That’s right – according to the 2011 census, 154,233 people live in CR0. That’s around 35,000 more people than the next most populous – LE2 in Leicester – and an incredible six times bigger than the average population per postcode (24,713).
It’s the reason why we at the Advertiser constantly get (poorly researched) press releases saying Croydon has the most of ‘x’ or ‘y’ in the country (their market research always fails to take into account the huge population of CR0).
Out of interest, the least populous postcode is TR25 – which is for the people of St Martin’s, one of the Isles of Scilly.
But, back to the point, the answer lies – as so often with these things – in a quirk of history, since Croydon was among the first places in the country to get a postcode under the modern system.
CRO – note that’s the letter ‘o’ – arrived when the Post Office started rolling out a modern system which had been trialled in Norwich to the rest of the country, the point being that the codes would make it easier for the mail to be sorted.
So on May 1, 1967 Croydon got its postcode. As it was early days for the postcode it encompassed a large geographic area, from Thornton Heath in the northwest to New Addington in the southeast. Further to that, the borough’s population has boomed by an extra 60,000 people since the introduction of postcodes, inflating the number of people in CR0.
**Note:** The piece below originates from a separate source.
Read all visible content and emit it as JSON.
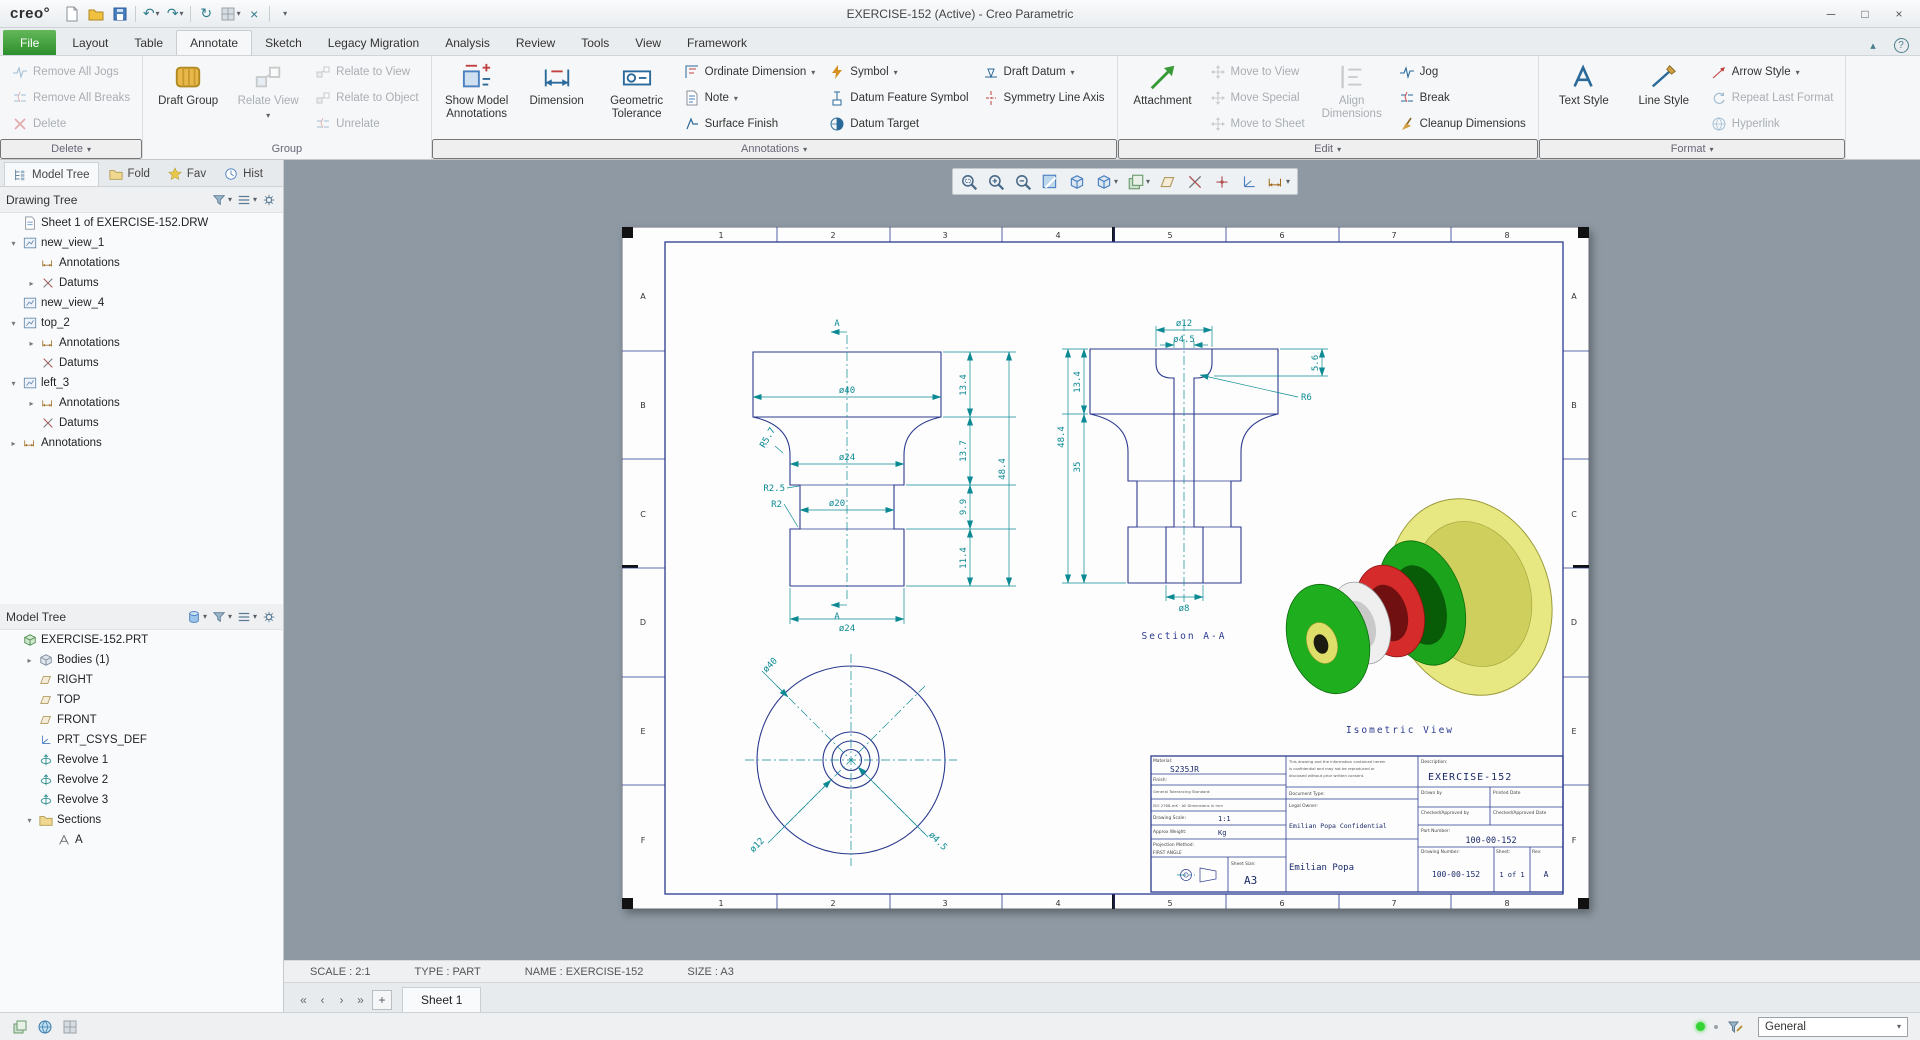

Eventually most postcode areas when they were introduced were smaller, as it made it easier to sort the post.
Altogether, the CR0 postcode encompassed (and still does) Croydon town centre, Addiscombe, Selhurst, Broad Green, Shirley, Addington, New Addington, Coombe, Forestdale, Waddon, Beddington (which isn’t even in the borough of Croydon!) as well as parts of Thornton Heath and Woodside.
As an aside, Tony Benn, grandfather to former Croydon Councillor and 2015 Croydon South general election candidate Emily Benn, held the government position of Postmaster General when the rollout of postcodes was announced.
Note that Croydon’s first postcode was initially set up with the letter ‘o’ rather than a zero – the code simply being short for Croydon. But as the postcode system became more standardised, the system of two letters followed by a number was introduced, so CRO was tweaked to CR0 in 1974, when the rollout of postcodes was pretty much completed.
This also means that Croydon is the only postal district in the country where the chief district – where the head post office is based – ends in 0, rather than 1. In recent years, the CR0 postcode has also been used – as a portmanteau with the Bronx – for the town’s tongue-in-cheek nickname the Cronx, after which the the local brewery is named.
Another historical quirk of the early introduction of postcodes in Croydon means that the CR9, or sometimes CR90 postcode was given to high-volume postal addresses, usually businesses – and is not related to geography like the borough’s other postcodes.
And before all this makes you think that having a CR0 postcode may just be the best thing since sliced bread, a group of Beddington residents started a petition in 2009 to get themselves removed from the CR0 area, pointing out they were in fact from Sutton.
One of them said: “You live where you want to identify with and if you’re postcode doesn’t match, it’s wrong. This is a nice area, not like Croydon at all.”